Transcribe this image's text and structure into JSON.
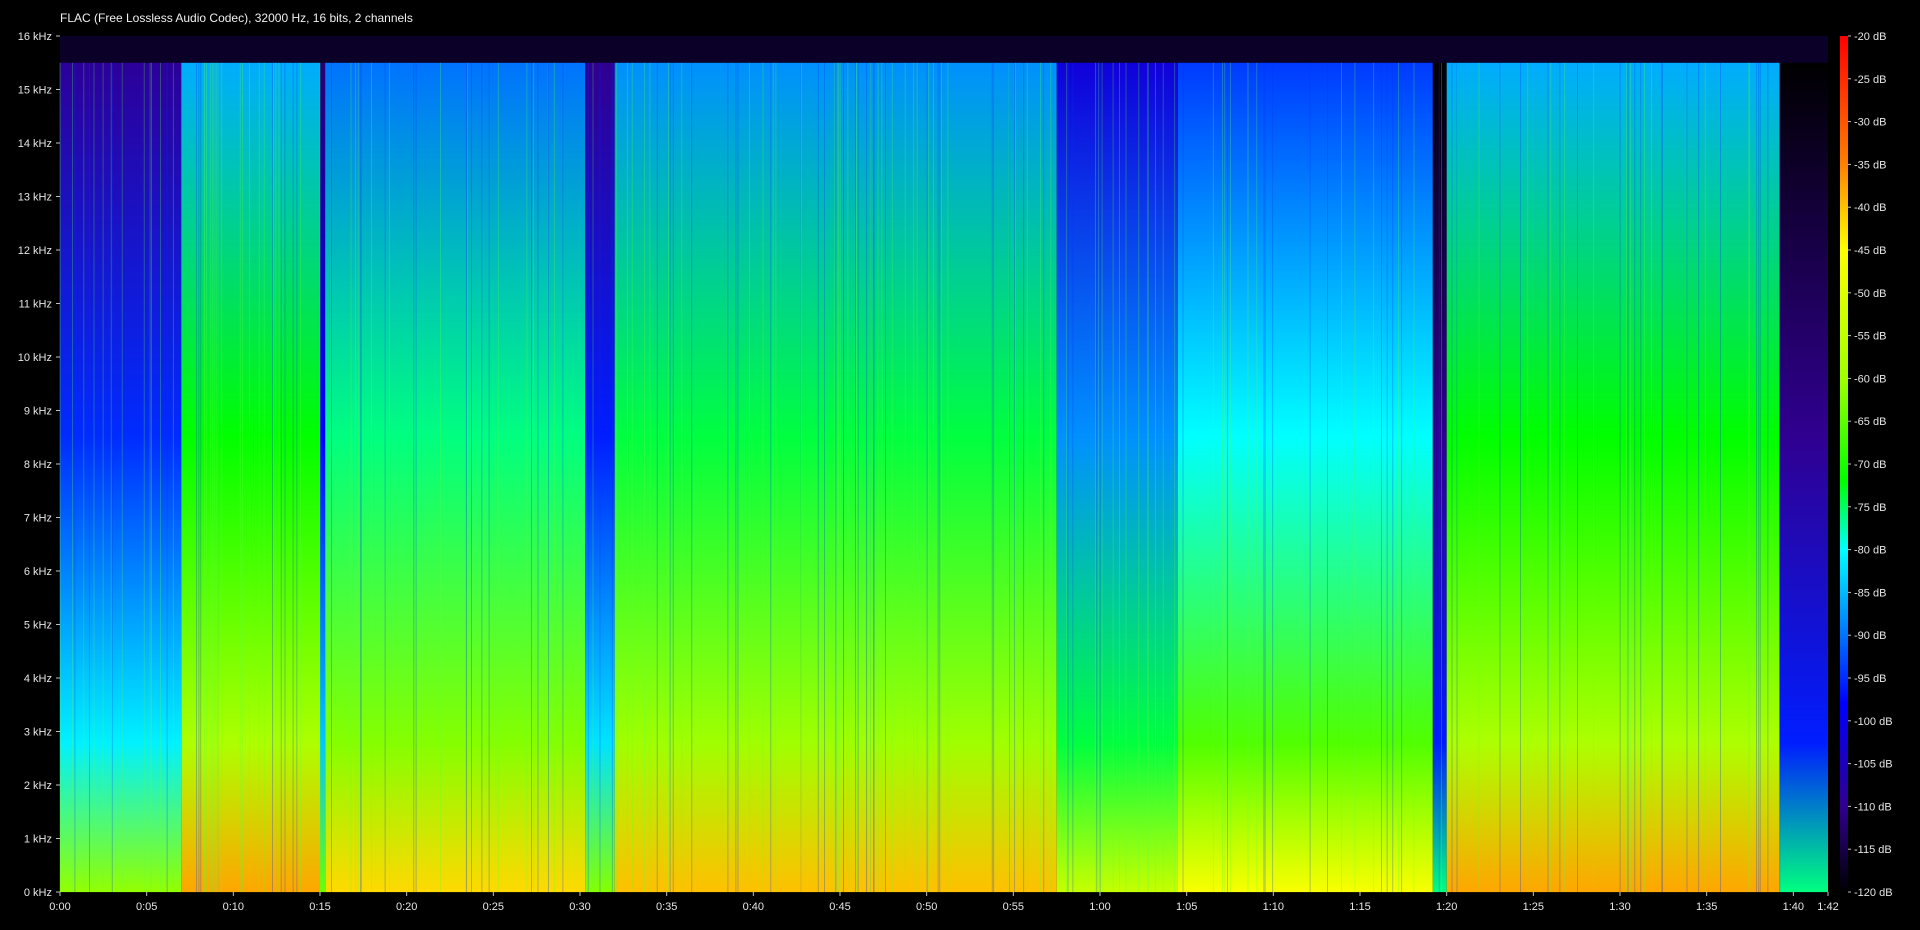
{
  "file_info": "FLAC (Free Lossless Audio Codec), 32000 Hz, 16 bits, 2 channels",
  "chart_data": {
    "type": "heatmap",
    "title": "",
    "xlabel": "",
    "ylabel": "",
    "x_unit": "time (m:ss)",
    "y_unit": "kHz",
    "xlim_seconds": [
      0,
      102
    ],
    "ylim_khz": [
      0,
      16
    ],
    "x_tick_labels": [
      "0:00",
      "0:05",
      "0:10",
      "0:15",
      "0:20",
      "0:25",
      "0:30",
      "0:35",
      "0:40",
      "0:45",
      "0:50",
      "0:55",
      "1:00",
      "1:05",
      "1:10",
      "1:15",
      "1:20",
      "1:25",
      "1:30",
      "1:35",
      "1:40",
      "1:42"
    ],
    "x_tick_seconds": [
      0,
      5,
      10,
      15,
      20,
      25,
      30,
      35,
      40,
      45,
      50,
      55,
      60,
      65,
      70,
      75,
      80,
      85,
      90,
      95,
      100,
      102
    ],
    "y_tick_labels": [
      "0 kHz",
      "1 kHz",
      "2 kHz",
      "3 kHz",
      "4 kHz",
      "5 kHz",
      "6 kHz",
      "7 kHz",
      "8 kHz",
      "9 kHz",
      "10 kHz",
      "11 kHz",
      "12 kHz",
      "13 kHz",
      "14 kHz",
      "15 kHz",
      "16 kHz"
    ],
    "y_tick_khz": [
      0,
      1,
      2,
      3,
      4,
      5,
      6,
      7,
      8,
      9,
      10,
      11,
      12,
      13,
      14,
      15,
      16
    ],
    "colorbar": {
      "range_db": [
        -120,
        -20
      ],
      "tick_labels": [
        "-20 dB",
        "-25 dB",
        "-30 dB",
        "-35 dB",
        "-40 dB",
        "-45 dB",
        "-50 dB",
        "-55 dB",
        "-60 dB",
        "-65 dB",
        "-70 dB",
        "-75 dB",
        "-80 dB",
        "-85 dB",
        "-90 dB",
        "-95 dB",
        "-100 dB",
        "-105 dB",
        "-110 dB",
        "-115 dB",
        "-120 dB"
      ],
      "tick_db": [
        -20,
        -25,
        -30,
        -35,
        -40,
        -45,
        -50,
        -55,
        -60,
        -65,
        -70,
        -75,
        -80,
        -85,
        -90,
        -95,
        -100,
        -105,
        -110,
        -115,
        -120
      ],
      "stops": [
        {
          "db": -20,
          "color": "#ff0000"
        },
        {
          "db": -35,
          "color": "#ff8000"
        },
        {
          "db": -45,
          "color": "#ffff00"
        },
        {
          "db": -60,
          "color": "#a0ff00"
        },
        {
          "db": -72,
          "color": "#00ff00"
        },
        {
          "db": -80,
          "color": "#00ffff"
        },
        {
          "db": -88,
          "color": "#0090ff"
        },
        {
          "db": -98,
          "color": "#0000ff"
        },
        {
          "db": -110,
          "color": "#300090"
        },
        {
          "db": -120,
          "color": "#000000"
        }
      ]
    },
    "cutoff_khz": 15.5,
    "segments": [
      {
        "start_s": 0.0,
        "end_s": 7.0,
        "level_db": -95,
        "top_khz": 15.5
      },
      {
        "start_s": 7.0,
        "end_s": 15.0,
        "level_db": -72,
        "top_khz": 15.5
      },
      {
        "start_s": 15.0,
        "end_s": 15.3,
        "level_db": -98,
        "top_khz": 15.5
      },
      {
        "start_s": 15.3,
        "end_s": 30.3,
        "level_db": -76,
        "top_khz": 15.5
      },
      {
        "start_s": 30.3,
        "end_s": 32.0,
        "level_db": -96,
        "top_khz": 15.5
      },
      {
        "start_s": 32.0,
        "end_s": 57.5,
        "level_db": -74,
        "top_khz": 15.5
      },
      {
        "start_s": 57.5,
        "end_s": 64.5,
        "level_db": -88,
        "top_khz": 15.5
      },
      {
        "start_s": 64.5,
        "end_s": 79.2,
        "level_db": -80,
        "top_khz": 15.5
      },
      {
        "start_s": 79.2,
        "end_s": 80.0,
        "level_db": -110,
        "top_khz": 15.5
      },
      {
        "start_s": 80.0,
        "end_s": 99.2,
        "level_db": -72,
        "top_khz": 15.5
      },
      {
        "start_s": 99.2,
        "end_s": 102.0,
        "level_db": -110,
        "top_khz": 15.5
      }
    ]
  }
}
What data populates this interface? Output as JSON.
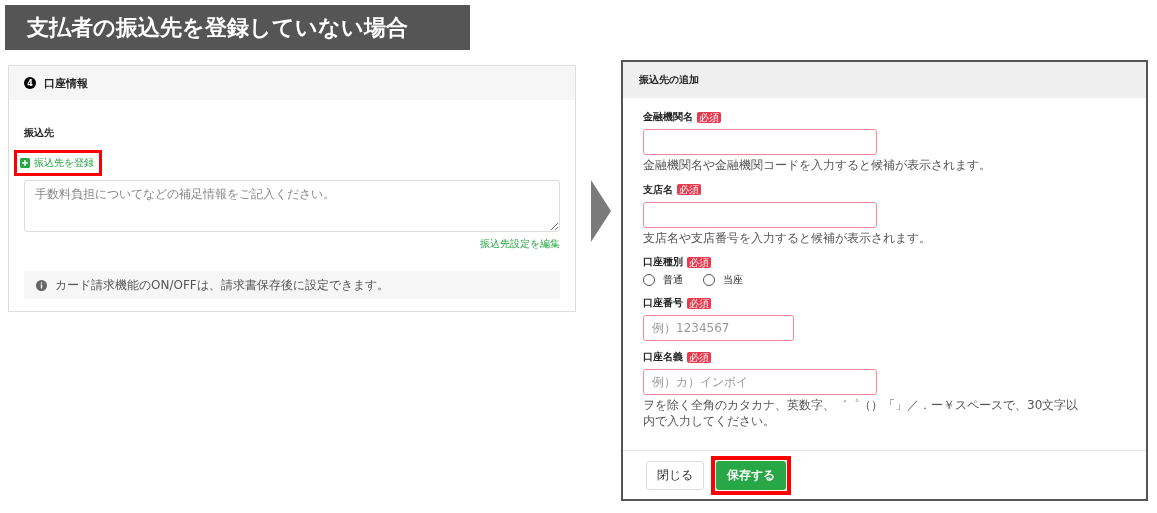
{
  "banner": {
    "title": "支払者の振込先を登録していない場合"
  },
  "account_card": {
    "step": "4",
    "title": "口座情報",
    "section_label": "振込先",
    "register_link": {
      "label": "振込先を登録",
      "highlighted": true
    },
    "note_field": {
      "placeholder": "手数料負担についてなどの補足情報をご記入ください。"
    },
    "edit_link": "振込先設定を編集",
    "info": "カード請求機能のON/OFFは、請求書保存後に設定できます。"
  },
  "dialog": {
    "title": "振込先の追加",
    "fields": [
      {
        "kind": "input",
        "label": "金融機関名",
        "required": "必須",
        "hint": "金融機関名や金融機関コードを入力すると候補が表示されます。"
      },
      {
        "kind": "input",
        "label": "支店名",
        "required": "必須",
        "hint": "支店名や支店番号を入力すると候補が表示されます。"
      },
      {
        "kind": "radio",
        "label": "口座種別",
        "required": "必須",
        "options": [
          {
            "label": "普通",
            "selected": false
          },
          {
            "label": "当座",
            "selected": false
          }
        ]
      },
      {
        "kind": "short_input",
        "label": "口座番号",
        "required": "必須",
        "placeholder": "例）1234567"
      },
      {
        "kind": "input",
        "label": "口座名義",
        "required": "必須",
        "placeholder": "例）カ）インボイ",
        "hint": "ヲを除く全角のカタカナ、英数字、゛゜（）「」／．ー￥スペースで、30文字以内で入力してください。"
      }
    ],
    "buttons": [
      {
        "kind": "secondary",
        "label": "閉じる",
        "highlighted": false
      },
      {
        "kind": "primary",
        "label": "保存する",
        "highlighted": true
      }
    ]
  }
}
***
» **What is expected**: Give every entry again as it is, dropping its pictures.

» **Answer to this exercise**:
Transcribe this image's text and structure into JSON.
{
  "file_info": "FLAC (Free Lossless Audio Codec), 32000 Hz, 16 bits, 2 channels",
  "chart_data": {
    "type": "heatmap",
    "title": "",
    "xlabel": "",
    "ylabel": "",
    "x_unit": "time (m:ss)",
    "y_unit": "kHz",
    "xlim_seconds": [
      0,
      102
    ],
    "ylim_khz": [
      0,
      16
    ],
    "x_tick_labels": [
      "0:00",
      "0:05",
      "0:10",
      "0:15",
      "0:20",
      "0:25",
      "0:30",
      "0:35",
      "0:40",
      "0:45",
      "0:50",
      "0:55",
      "1:00",
      "1:05",
      "1:10",
      "1:15",
      "1:20",
      "1:25",
      "1:30",
      "1:35",
      "1:40",
      "1:42"
    ],
    "x_tick_seconds": [
      0,
      5,
      10,
      15,
      20,
      25,
      30,
      35,
      40,
      45,
      50,
      55,
      60,
      65,
      70,
      75,
      80,
      85,
      90,
      95,
      100,
      102
    ],
    "y_tick_labels": [
      "0 kHz",
      "1 kHz",
      "2 kHz",
      "3 kHz",
      "4 kHz",
      "5 kHz",
      "6 kHz",
      "7 kHz",
      "8 kHz",
      "9 kHz",
      "10 kHz",
      "11 kHz",
      "12 kHz",
      "13 kHz",
      "14 kHz",
      "15 kHz",
      "16 kHz"
    ],
    "y_tick_khz": [
      0,
      1,
      2,
      3,
      4,
      5,
      6,
      7,
      8,
      9,
      10,
      11,
      12,
      13,
      14,
      15,
      16
    ],
    "colorbar": {
      "range_db": [
        -120,
        -20
      ],
      "tick_labels": [
        "-20 dB",
        "-25 dB",
        "-30 dB",
        "-35 dB",
        "-40 dB",
        "-45 dB",
        "-50 dB",
        "-55 dB",
        "-60 dB",
        "-65 dB",
        "-70 dB",
        "-75 dB",
        "-80 dB",
        "-85 dB",
        "-90 dB",
        "-95 dB",
        "-100 dB",
        "-105 dB",
        "-110 dB",
        "-115 dB",
        "-120 dB"
      ],
      "tick_db": [
        -20,
        -25,
        -30,
        -35,
        -40,
        -45,
        -50,
        -55,
        -60,
        -65,
        -70,
        -75,
        -80,
        -85,
        -90,
        -95,
        -100,
        -105,
        -110,
        -115,
        -120
      ],
      "stops": [
        {
          "db": -20,
          "color": "#ff0000"
        },
        {
          "db": -35,
          "color": "#ff8000"
        },
        {
          "db": -45,
          "color": "#ffff00"
        },
        {
          "db": -60,
          "color": "#a0ff00"
        },
        {
          "db": -72,
          "color": "#00ff00"
        },
        {
          "db": -80,
          "color": "#00ffff"
        },
        {
          "db": -88,
          "color": "#0090ff"
        },
        {
          "db": -98,
          "color": "#0000ff"
        },
        {
          "db": -110,
          "color": "#300090"
        },
        {
          "db": -120,
          "color": "#000000"
        }
      ]
    },
    "cutoff_khz": 15.5,
    "segments": [
      {
        "start_s": 0.0,
        "end_s": 7.0,
        "level_db": -95,
        "top_khz": 15.5
      },
      {
        "start_s": 7.0,
        "end_s": 15.0,
        "level_db": -72,
        "top_khz": 15.5
      },
      {
        "start_s": 15.0,
        "end_s": 15.3,
        "level_db": -98,
        "top_khz": 15.5
      },
      {
        "start_s": 15.3,
        "end_s": 30.3,
        "level_db": -76,
        "top_khz": 15.5
      },
      {
        "start_s": 30.3,
        "end_s": 32.0,
        "level_db": -96,
        "top_khz": 15.5
      },
      {
        "start_s": 32.0,
        "end_s": 57.5,
        "level_db": -74,
        "top_khz": 15.5
      },
      {
        "start_s": 57.5,
        "end_s": 64.5,
        "level_db": -88,
        "top_khz": 15.5
      },
      {
        "start_s": 64.5,
        "end_s": 79.2,
        "level_db": -80,
        "top_khz": 15.5
      },
      {
        "start_s": 79.2,
        "end_s": 80.0,
        "level_db": -110,
        "top_khz": 15.5
      },
      {
        "start_s": 80.0,
        "end_s": 99.2,
        "level_db": -72,
        "top_khz": 15.5
      },
      {
        "start_s": 99.2,
        "end_s": 102.0,
        "level_db": -110,
        "top_khz": 15.5
      }
    ]
  }
}
What data populates this interface? Output as JSON.
{
  "banner": {
    "title": "支払者の振込先を登録していない場合"
  },
  "account_card": {
    "step": "4",
    "title": "口座情報",
    "section_label": "振込先",
    "register_link": {
      "label": "振込先を登録",
      "highlighted": true
    },
    "note_field": {
      "placeholder": "手数料負担についてなどの補足情報をご記入ください。"
    },
    "edit_link": "振込先設定を編集",
    "info": "カード請求機能のON/OFFは、請求書保存後に設定できます。"
  },
  "dialog": {
    "title": "振込先の追加",
    "fields": [
      {
        "kind": "input",
        "label": "金融機関名",
        "required": "必須",
        "hint": "金融機関名や金融機関コードを入力すると候補が表示されます。"
      },
      {
        "kind": "input",
        "label": "支店名",
        "required": "必須",
        "hint": "支店名や支店番号を入力すると候補が表示されます。"
      },
      {
        "kind": "radio",
        "label": "口座種別",
        "required": "必須",
        "options": [
          {
            "label": "普通",
            "selected": false
          },
          {
            "label": "当座",
            "selected": false
          }
        ]
      },
      {
        "kind": "short_input",
        "label": "口座番号",
        "required": "必須",
        "placeholder": "例）1234567"
      },
      {
        "kind": "input",
        "label": "口座名義",
        "required": "必須",
        "placeholder": "例）カ）インボイ",
        "hint": "ヲを除く全角のカタカナ、英数字、゛゜（）「」／．ー￥スペースで、30文字以内で入力してください。"
      }
    ],
    "buttons": [
      {
        "kind": "secondary",
        "label": "閉じる",
        "highlighted": false
      },
      {
        "kind": "primary",
        "label": "保存する",
        "highlighted": true
      }
    ]
  }
}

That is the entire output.